In print journalism, a story placed on the front page above the fold is a signal of its importance. The journalists whose work is consistently featured there are rightfully considered among the most influential. But what is the equivalent in the digital age, when readers can find reporting aggregated across outlets and disaggregated by topic?
China Books Review has produced a new measure of the most prominent online journalists in China reporting, building on its previous analysis of the leading outlets and coverage trends. The index, based on daily Google News results for China-related stories, considers the author’s share of stories that are in the first position on the platform and the total number of days these leading stories persist in any position, a measure of their impact over multiple news cycles.
Nectar Gan, a correspondent for CNN, dominated the list with 30 first position articles in 2021 which collectively persisted on the Google News platform for 442 days, earning a score of 15.6 points. Gan was followed by CNBC’s Evelyn Cheng and the New York Times’ Keith Bradsher with 8.6 and 7.2 points, respectively.
Among Gan’s work with the highest staying power on Google News last year were her coverage of China’s belated disclosure of the four soldiers killed during a 2020 border clash with India; Covid and China’s disinformation campaign surrounding its origins; and the extension of the US-China rivalry into space. Prior to joining CNN, Gan was a reporter at the South China Morning Post. Cheng, currently based in Beijing, previously covered markets from CNBC’s New Jersey headquarters. Bradsher, currently the Times’ Beijing bureau chief, previously served in that capacity in Shanghai, Hong Kong, and Detroit.

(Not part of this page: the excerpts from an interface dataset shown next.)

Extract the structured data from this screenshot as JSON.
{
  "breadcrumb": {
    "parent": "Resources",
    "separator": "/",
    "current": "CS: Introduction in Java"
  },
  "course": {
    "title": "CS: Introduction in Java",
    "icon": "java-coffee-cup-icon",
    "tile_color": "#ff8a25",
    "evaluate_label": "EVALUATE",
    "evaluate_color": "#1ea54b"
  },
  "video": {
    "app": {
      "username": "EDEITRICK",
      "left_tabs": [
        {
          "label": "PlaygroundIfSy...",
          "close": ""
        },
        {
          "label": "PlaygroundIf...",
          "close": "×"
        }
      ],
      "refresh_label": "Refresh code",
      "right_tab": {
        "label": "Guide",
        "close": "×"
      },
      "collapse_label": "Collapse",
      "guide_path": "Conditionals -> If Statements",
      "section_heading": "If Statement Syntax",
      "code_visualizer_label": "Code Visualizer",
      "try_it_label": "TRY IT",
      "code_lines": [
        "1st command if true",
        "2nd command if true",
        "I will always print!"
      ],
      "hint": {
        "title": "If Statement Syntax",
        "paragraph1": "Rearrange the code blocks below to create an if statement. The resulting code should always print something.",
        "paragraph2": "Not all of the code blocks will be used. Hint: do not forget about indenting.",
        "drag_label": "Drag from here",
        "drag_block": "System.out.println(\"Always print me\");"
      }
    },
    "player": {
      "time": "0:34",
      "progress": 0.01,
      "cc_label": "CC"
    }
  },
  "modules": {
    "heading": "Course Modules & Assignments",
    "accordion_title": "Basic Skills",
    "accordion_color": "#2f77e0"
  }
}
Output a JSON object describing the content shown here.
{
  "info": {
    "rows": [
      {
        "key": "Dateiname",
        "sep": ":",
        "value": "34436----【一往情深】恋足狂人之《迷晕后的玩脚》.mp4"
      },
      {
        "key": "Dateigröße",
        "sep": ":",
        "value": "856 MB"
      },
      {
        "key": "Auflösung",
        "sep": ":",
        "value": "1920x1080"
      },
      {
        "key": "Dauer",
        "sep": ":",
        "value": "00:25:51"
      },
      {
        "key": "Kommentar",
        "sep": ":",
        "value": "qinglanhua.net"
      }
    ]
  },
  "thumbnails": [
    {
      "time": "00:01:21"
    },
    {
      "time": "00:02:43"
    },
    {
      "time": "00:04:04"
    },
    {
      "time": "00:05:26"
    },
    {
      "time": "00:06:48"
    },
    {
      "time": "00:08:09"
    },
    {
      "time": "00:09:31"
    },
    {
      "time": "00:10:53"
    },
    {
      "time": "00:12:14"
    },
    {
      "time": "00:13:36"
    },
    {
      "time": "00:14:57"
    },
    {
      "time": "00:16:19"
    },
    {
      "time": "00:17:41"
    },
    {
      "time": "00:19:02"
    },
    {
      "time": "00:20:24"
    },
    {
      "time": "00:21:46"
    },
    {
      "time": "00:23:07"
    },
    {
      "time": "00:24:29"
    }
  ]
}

The index is based on daily pulls of the top China-related stories on Google News in 2021 (results were available for 90% of days); given that Google accounts for a significant share of web traffic, it is considered a useful proxy for an article and journalist’s reach. Both the story position and endurance measures are equally weighted. Co-authors were credited equally regardless of byline order. To be sure, the measure is dependent on a complex set of factors that influence the Google News algorithm. For example, the algorithm may privilege articles produced by CNN over outlets, irrespective of the journalist, topic, or article in question. As ever, a journalist is influential both because of their talent, the salience of their beat, and the reputation of the outlet with which they are affiliated. The index does not consider other potential indicators of influence, such as the author’s count of followers on Twitter or the volume of retweets of their work.